RECORD EXCERPTS:
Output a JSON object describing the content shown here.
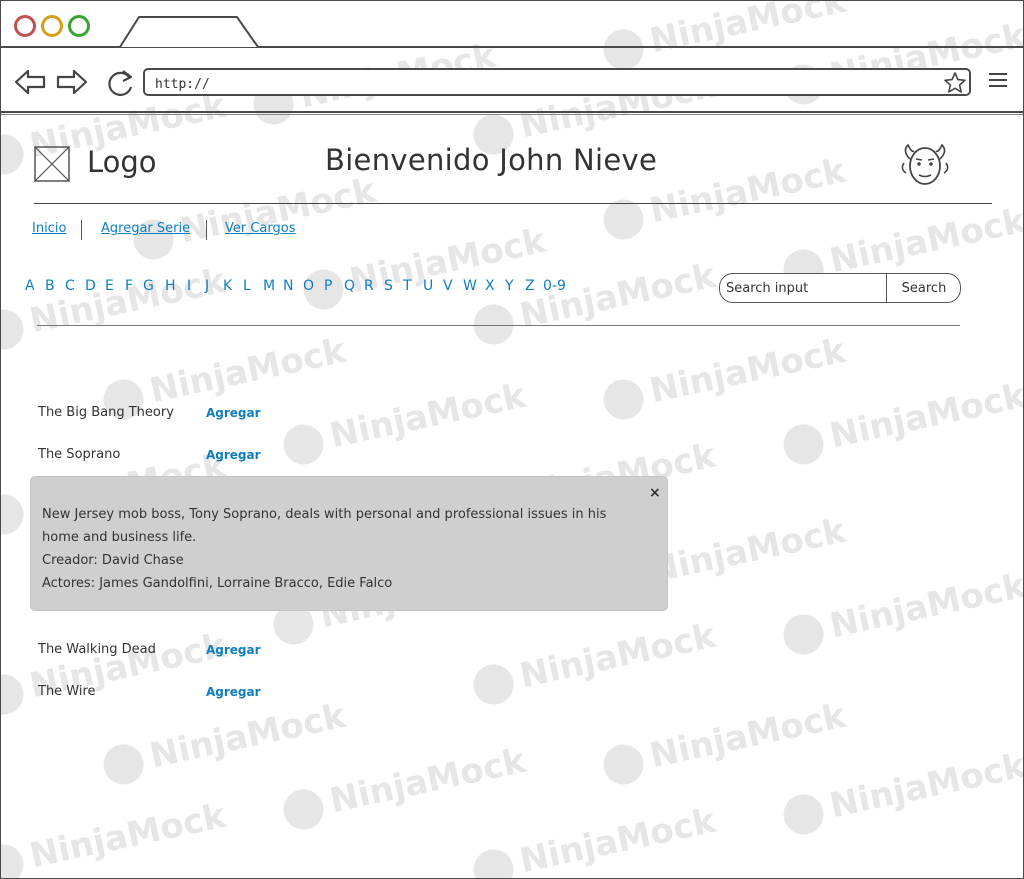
{
  "browser": {
    "url": "http://"
  },
  "header": {
    "logo_text": "Logo",
    "welcome": "Bienvenido John Nieve"
  },
  "nav": {
    "items": [
      {
        "label": "Inicio"
      },
      {
        "label": "Agregar Serie"
      },
      {
        "label": "Ver Cargos"
      }
    ]
  },
  "alphabet": [
    "A",
    "B",
    "C",
    "D",
    "E",
    "F",
    "G",
    "H",
    "I",
    "J",
    "K",
    "L",
    "M",
    "N",
    "O",
    "P",
    "Q",
    "R",
    "S",
    "T",
    "U",
    "V",
    "W",
    "X",
    "Y",
    "Z",
    "0-9"
  ],
  "search": {
    "placeholder": "Search input",
    "button_label": "Search"
  },
  "series": [
    {
      "name": "The Big Bang Theory",
      "action": "Agregar"
    },
    {
      "name": "The Soprano",
      "action": "Agregar"
    },
    {
      "name": "The Walking Dead",
      "action": "Agregar"
    },
    {
      "name": "The Wire",
      "action": "Agregar"
    }
  ],
  "popup": {
    "close": "×",
    "description_line1": "New Jersey mob boss, Tony Soprano, deals with personal and professional issues in his",
    "description_line2": "home and business life.",
    "creator": "Creador: David Chase",
    "actors": "Actores: James Gandolfini, Lorraine Bracco, Edie Falco"
  },
  "watermark": "NinjaMock"
}
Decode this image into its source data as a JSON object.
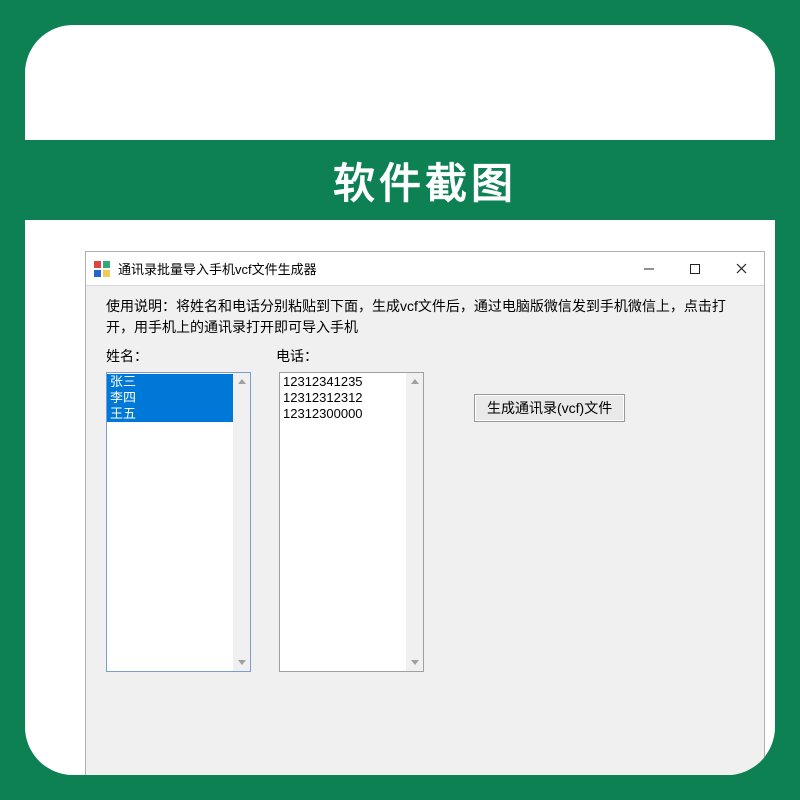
{
  "banner": "软件截图",
  "window": {
    "title": "通讯录批量导入手机vcf文件生成器",
    "instructions": "使用说明：将姓名和电话分别粘贴到下面，生成vcf文件后，通过电脑版微信发到手机微信上，点击打开，用手机上的通讯录打开即可导入手机",
    "name_label": "姓名：",
    "phone_label": "电话：",
    "names": [
      "张三",
      "李四",
      "王五"
    ],
    "phones": [
      "12312341235",
      "12312312312",
      "12312300000"
    ],
    "generate_button": "生成通讯录(vcf)文件"
  }
}
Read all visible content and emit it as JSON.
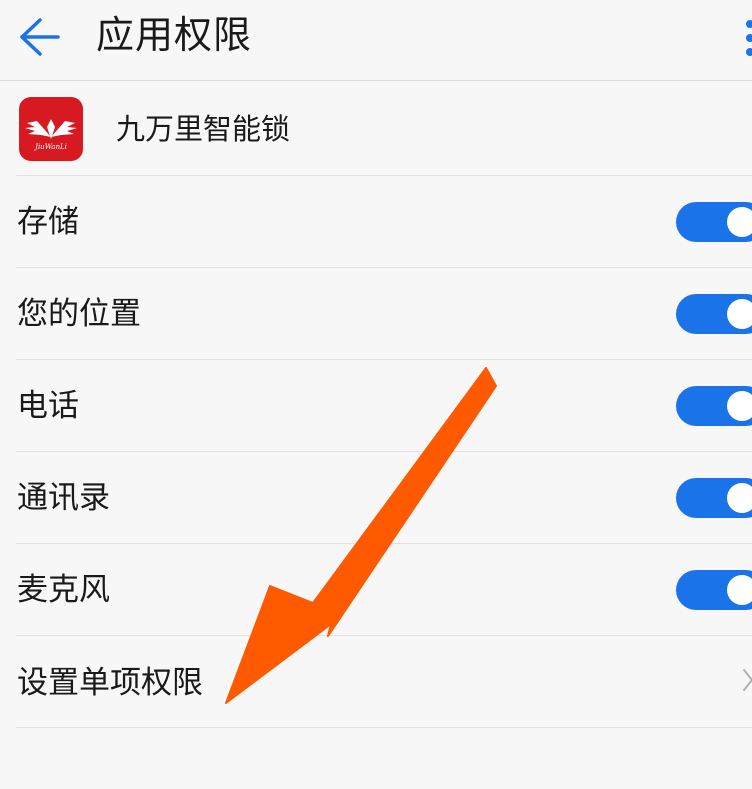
{
  "header": {
    "title": "应用权限",
    "back_icon": "arrow-left-icon",
    "more_icon": "more-vertical-icon"
  },
  "app": {
    "name": "九万里智能锁",
    "logo_text": "JiuWanLi",
    "icon_color": "#d71921"
  },
  "permissions": [
    {
      "label": "存储",
      "enabled": true
    },
    {
      "label": "您的位置",
      "enabled": true
    },
    {
      "label": "电话",
      "enabled": true
    },
    {
      "label": "通讯录",
      "enabled": true
    },
    {
      "label": "麦克风",
      "enabled": true
    }
  ],
  "individual_setting": {
    "label": "设置单项权限",
    "icon": "chevron-right-icon"
  },
  "colors": {
    "accent": "#1a73e8",
    "annotation_arrow": "#ff5a00",
    "background": "#f7f7f7"
  }
}
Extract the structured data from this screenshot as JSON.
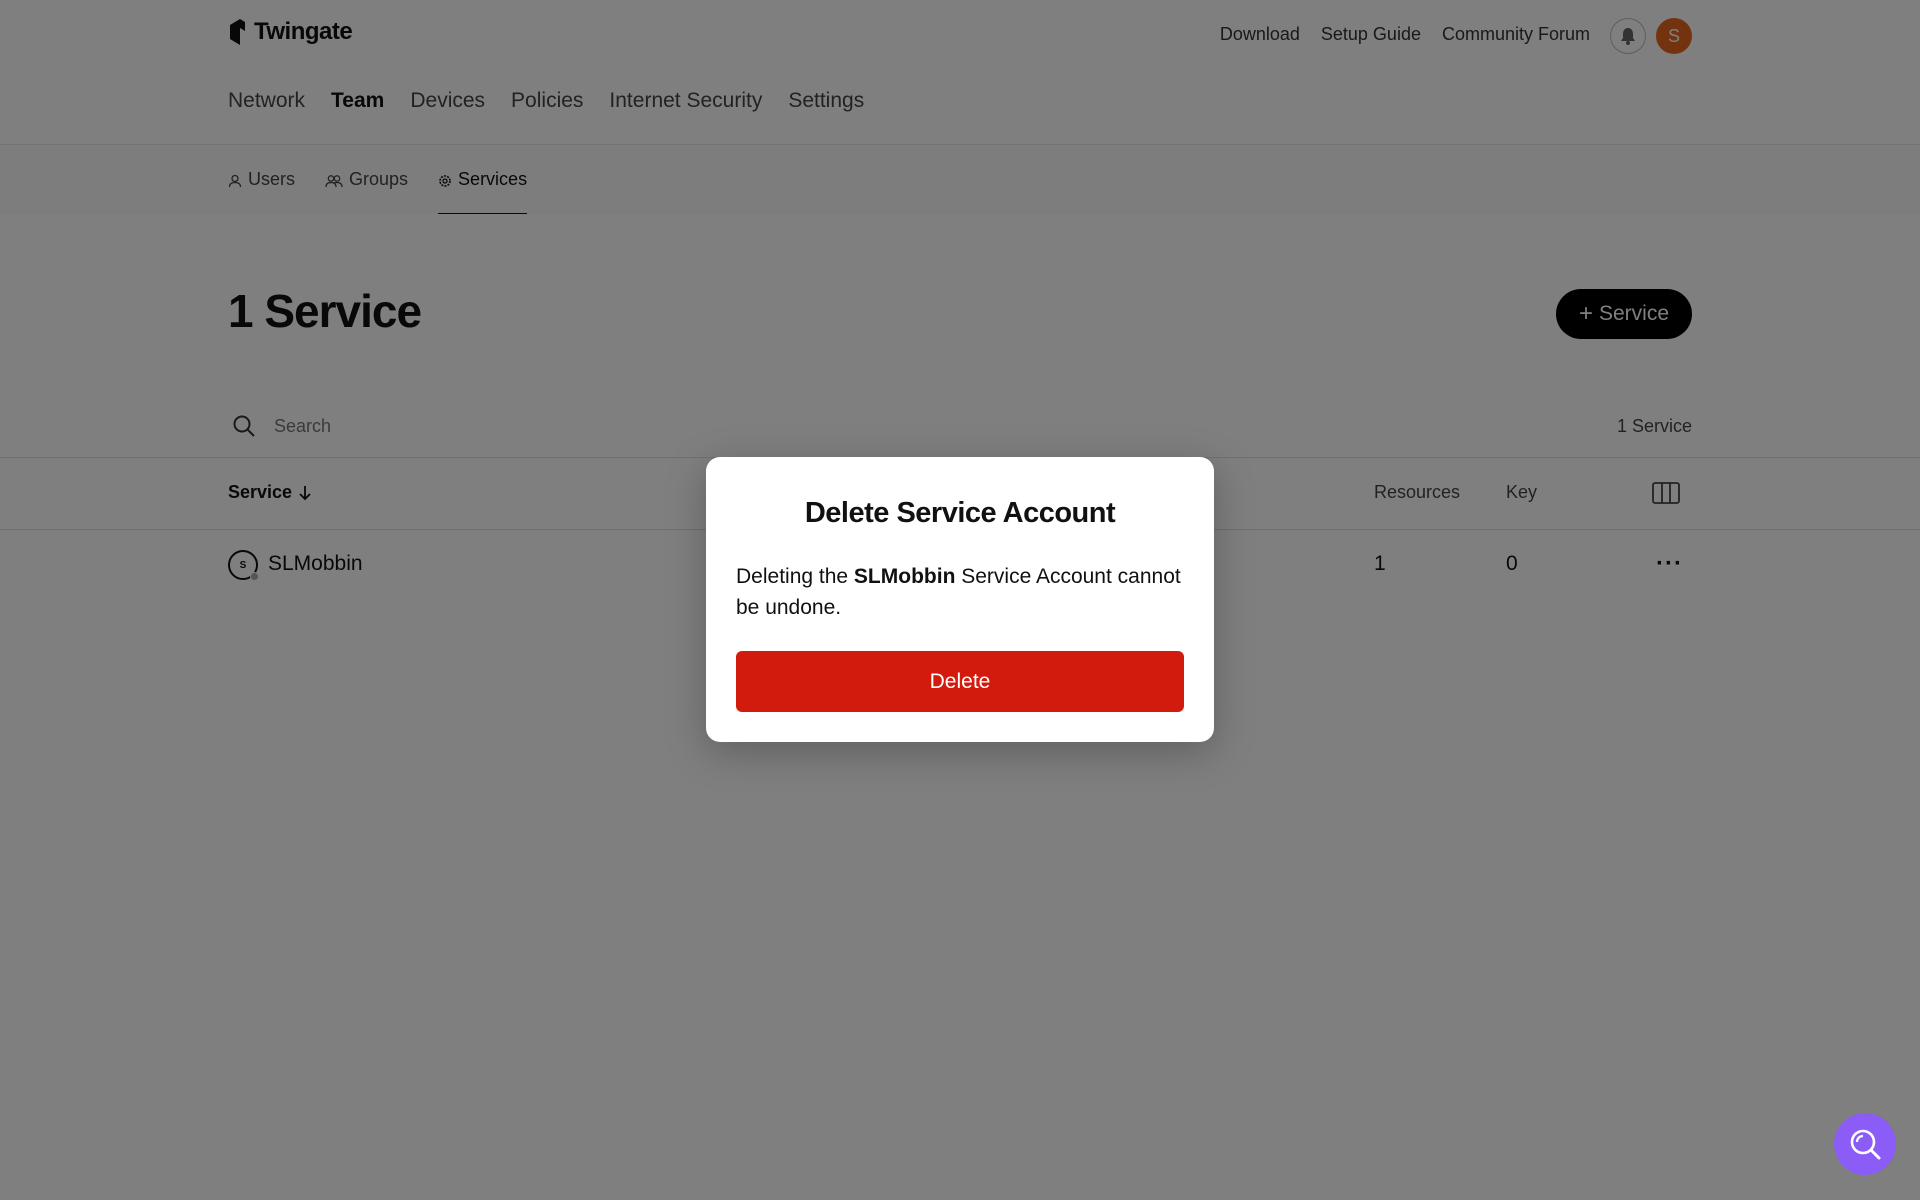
{
  "header": {
    "brand": "Twingate",
    "links": [
      "Download",
      "Setup Guide",
      "Community Forum"
    ],
    "avatar_initial": "S",
    "avatar_color": "#e8661f"
  },
  "main_nav": [
    "Network",
    "Team",
    "Devices",
    "Policies",
    "Internet Security",
    "Settings"
  ],
  "main_nav_active": "Team",
  "sub_nav": [
    {
      "label": "Users",
      "icon": "user-icon"
    },
    {
      "label": "Groups",
      "icon": "group-icon"
    },
    {
      "label": "Services",
      "icon": "gear-icon"
    }
  ],
  "sub_nav_active": "Services",
  "page": {
    "title": "1 Service",
    "add_button": "Service",
    "search_placeholder": "Search",
    "count": "1 Service"
  },
  "table": {
    "columns": [
      "Service",
      "Resources",
      "Key"
    ],
    "rows": [
      {
        "avatar": "S",
        "name": "SLMobbin",
        "resources": "1",
        "key": "0"
      }
    ]
  },
  "modal": {
    "title": "Delete Service Account",
    "body_prefix": "Deleting the ",
    "body_name": "SLMobbin",
    "body_suffix": " Service Account cannot be undone.",
    "button": "Delete",
    "button_color": "#d21b0c"
  },
  "help_color": "#8b5cf6"
}
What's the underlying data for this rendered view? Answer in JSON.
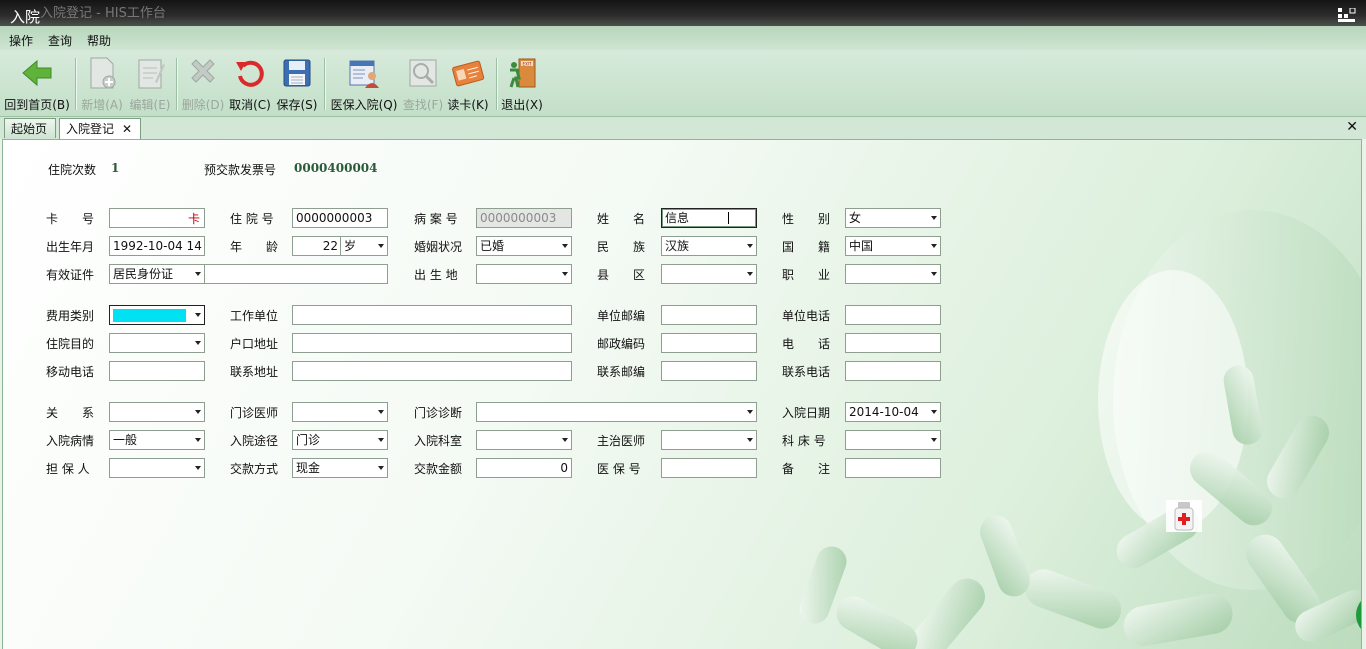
{
  "window": {
    "title": "入院",
    "ghost_title": "入院登记 - HIS工作台"
  },
  "menu": [
    "操作",
    "查询",
    "帮助"
  ],
  "toolbar": {
    "buttons": [
      {
        "label": "回到首页(B)",
        "icon": "back-arrow-icon",
        "enabled": true
      },
      {
        "label": "新增(A)",
        "icon": "new-document-icon",
        "enabled": false
      },
      {
        "label": "编辑(E)",
        "icon": "edit-notepad-icon",
        "enabled": false
      },
      {
        "label": "删除(D)",
        "icon": "delete-x-icon",
        "enabled": false
      },
      {
        "label": "取消(C)",
        "icon": "undo-icon",
        "enabled": true
      },
      {
        "label": "保存(S)",
        "icon": "floppy-save-icon",
        "enabled": true
      },
      {
        "label": "医保入院(Q)",
        "icon": "insurance-admit-icon",
        "enabled": true
      },
      {
        "label": "查找(F)",
        "icon": "magnifier-icon",
        "enabled": false
      },
      {
        "label": "读卡(K)",
        "icon": "id-card-icon",
        "enabled": true
      },
      {
        "label": "退出(X)",
        "icon": "exit-door-icon",
        "enabled": true
      }
    ]
  },
  "tabs": [
    {
      "label": "起始页",
      "active": false
    },
    {
      "label": "入院登记",
      "active": true
    }
  ],
  "header": {
    "visits_label": "住院次数",
    "visits_value": "1",
    "invoice_label": "预交款发票号",
    "invoice_value": "0000400004"
  },
  "labels": {
    "card": "卡　　号",
    "inpatient_no": "住 院 号",
    "record_no": "病 案 号",
    "name": "姓　　名",
    "gender": "性　　别",
    "birth": "出生年月",
    "age": "年　　龄",
    "marital": "婚姻状况",
    "ethnic": "民　　族",
    "nationality": "国　　籍",
    "id_type": "有效证件",
    "birthplace": "出 生 地",
    "county": "县　　区",
    "occupation": "职　　业",
    "fee_type": "费用类别",
    "employer": "工作单位",
    "employer_zip": "单位邮编",
    "employer_phone": "单位电话",
    "purpose": "住院目的",
    "household_addr": "户口地址",
    "postal_code": "邮政编码",
    "phone": "电　　话",
    "mobile": "移动电话",
    "contact_addr": "联系地址",
    "contact_zip": "联系邮编",
    "contact_phone": "联系电话",
    "relation": "关　　系",
    "outpatient_doctor": "门诊医师",
    "outpatient_diag": "门诊诊断",
    "admit_date": "入院日期",
    "admit_condition": "入院病情",
    "admit_route": "入院途径",
    "admit_dept": "入院科室",
    "attending": "主治医师",
    "ward_bed": "科 床 号",
    "guarantor": "担 保 人",
    "pay_method": "交款方式",
    "pay_amount": "交款金额",
    "insurance_no": "医 保 号",
    "remarks": "备　　注"
  },
  "values": {
    "card_hint": "卡",
    "inpatient_no": "0000000003",
    "record_no": "0000000003",
    "name": "信息",
    "gender": "女",
    "birth": "1992-10-04 14",
    "age": "22",
    "age_unit": "岁",
    "marital": "已婚",
    "ethnic": "汉族",
    "nationality": "中国",
    "id_type": "居民身份证",
    "admit_date": "2014-10-04",
    "admit_condition": "一般",
    "admit_route": "门诊",
    "pay_method": "现金",
    "pay_amount": "0"
  },
  "colors": {
    "accent_green": "#2a5a3a",
    "selection_cyan": "#00e1f4",
    "card_hint_red": "#c00000"
  }
}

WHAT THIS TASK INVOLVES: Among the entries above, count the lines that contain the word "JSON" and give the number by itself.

RESPONSE TO THIS TASK: 5